The cause of death was “acute intoxication by the combined effects of oxycodone, hydrocodone, diazepam, temazepam, alprazolam and doxylamine,” spokeswoman Ellen Borakove said in a statement.

The medical examiner’s office only provided generic names, so it is unknown whether he took generic or brand-name drugs. Police had said they found six types of prescription drugs, including sleeping pills and anti-anxiety medication, in Ledger’s apartment.

Oxycodone is a painkiller marketed as OxyContin and used in other painkillers such as Percodan and Percocet hydrocodone is used in a number of painkillers, including Vicodin.

Diazepam and alprazolam are the generic names for the anti-anxiety drugs Valium and Xanax, and the other two drugs are sleep aids commonly sold under the brands Restoril and Unisom.

Borakove wouldn’t say what concentrations of each drug were found in Ledger’s blood, or whether one drug played a greater part than another in causing his death.

“What you’re looking at here is the cumulative effects of these medications together,” she said.

The ruling comes two weeks after the 28-year-old Australian-born actor was found dead in the bed of his rented SoHo apartment.

Ledger’s family returned to the actor’s hometown of Perth, Australia, on Tuesday to prepare for his funeral. Arrangements were private.

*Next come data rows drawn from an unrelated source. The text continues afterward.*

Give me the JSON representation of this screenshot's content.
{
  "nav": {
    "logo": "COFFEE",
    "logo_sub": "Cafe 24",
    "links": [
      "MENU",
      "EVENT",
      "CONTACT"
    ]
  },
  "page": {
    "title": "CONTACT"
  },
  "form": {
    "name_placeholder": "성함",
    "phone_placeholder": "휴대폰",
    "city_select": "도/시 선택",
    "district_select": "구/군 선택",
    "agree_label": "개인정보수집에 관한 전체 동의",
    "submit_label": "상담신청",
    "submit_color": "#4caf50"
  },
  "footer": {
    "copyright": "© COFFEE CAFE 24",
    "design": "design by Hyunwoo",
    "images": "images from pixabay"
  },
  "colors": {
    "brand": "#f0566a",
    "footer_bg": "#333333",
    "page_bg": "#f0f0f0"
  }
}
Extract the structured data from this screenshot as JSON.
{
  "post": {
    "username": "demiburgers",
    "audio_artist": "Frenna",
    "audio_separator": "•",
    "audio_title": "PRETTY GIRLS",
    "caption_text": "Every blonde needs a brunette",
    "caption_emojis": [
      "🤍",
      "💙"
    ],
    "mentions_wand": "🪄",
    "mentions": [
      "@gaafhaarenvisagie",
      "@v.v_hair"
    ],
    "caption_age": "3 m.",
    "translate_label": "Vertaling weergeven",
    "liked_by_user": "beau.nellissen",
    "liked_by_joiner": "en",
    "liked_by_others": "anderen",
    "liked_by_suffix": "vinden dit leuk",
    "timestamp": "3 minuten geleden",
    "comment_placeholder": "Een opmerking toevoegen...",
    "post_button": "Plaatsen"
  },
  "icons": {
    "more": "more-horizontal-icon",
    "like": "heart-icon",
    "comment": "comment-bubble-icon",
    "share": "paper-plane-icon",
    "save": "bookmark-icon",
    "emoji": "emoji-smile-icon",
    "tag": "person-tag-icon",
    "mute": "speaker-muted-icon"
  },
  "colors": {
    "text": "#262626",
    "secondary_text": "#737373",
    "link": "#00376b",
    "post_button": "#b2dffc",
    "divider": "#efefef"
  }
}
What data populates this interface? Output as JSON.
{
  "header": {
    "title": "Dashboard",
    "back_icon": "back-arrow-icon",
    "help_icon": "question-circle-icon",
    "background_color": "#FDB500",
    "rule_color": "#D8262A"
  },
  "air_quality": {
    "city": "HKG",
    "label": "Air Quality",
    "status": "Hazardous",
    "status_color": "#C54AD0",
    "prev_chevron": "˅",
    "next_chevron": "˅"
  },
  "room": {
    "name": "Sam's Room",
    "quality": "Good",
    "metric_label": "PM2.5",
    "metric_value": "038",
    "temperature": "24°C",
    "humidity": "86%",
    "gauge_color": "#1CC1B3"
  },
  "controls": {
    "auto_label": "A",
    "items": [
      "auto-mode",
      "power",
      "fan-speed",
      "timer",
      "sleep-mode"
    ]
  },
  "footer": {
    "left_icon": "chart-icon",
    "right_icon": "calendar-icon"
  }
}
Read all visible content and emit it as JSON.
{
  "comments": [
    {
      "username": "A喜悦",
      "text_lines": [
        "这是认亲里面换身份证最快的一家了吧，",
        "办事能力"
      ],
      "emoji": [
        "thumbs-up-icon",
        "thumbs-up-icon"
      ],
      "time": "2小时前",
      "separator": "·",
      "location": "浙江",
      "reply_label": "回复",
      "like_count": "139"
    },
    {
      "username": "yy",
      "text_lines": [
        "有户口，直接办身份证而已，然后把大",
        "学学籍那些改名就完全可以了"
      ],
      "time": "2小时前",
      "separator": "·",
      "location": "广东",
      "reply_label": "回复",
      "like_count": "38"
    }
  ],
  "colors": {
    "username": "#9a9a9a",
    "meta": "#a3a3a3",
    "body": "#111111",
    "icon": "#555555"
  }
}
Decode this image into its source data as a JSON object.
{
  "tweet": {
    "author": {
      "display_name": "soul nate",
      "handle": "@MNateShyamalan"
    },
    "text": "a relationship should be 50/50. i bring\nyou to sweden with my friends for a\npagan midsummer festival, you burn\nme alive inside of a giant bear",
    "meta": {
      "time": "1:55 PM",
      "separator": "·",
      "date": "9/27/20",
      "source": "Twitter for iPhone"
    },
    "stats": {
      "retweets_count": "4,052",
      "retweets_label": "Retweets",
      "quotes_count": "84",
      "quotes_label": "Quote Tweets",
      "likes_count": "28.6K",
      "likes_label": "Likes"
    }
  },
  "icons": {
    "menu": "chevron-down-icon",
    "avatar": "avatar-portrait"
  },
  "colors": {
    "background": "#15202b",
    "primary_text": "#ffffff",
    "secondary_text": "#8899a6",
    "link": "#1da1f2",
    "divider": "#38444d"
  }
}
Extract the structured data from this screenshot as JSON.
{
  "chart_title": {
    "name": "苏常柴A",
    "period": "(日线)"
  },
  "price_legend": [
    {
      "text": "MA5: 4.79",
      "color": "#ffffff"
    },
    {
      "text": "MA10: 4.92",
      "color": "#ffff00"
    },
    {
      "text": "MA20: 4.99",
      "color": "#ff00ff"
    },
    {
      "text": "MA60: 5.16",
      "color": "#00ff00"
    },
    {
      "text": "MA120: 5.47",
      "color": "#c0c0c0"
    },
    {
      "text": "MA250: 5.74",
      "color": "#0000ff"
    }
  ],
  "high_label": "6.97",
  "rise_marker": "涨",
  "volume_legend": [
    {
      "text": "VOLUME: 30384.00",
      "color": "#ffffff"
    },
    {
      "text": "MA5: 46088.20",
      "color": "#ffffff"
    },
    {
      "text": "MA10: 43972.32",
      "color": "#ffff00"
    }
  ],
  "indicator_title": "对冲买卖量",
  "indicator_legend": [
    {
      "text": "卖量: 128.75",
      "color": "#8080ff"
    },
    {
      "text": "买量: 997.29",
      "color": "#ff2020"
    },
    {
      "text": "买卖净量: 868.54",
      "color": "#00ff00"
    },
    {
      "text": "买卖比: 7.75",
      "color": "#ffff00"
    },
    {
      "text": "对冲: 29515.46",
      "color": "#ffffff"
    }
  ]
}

In a statement released through Ledger’s publicist, the actor’s father, Kim, said Wednesday: “While no medications were taken in excess, we learned today the combination of doctor-prescribed drugs proved lethal for our boy. Heath’s accidental death serves as a caution to the hidden dangers of combining prescription medication, even at low dosage.”

Heath Ledger was discovered by his masseuse Jan. 22 after she arrived for an appointment that afternoon. She entered his bedroom to set up for the massage and found him unresponsive, and proceeded to call Mary-Kate Olsen three times over the next 9 minutes before dialing 911. Ledger had been dead for some time, and police say no foul play occurred. Police said they found a rolled-up $20 bill near the bed.

Ledger, nominated for an Oscar for his role in “Brokeback Mountain,” had returned to New York from London, where he had been filming a $30 million Terry Gilliam film, “The Imaginarium of Doctor Parnassus,” days before his death. He said in a November interview that his roles in the Batman movie “The Dark Knight” and the Bob Dylan biopic “I’m Not There” had taken a toll.

“Last week I probably slept an average of two hours a night,” Ledger told The New York Times. “I couldn’t stop thinking. My body was exhausted, and my mind was still going.” He said he had taken two Ambien pills, which only gave him an hour of sleep.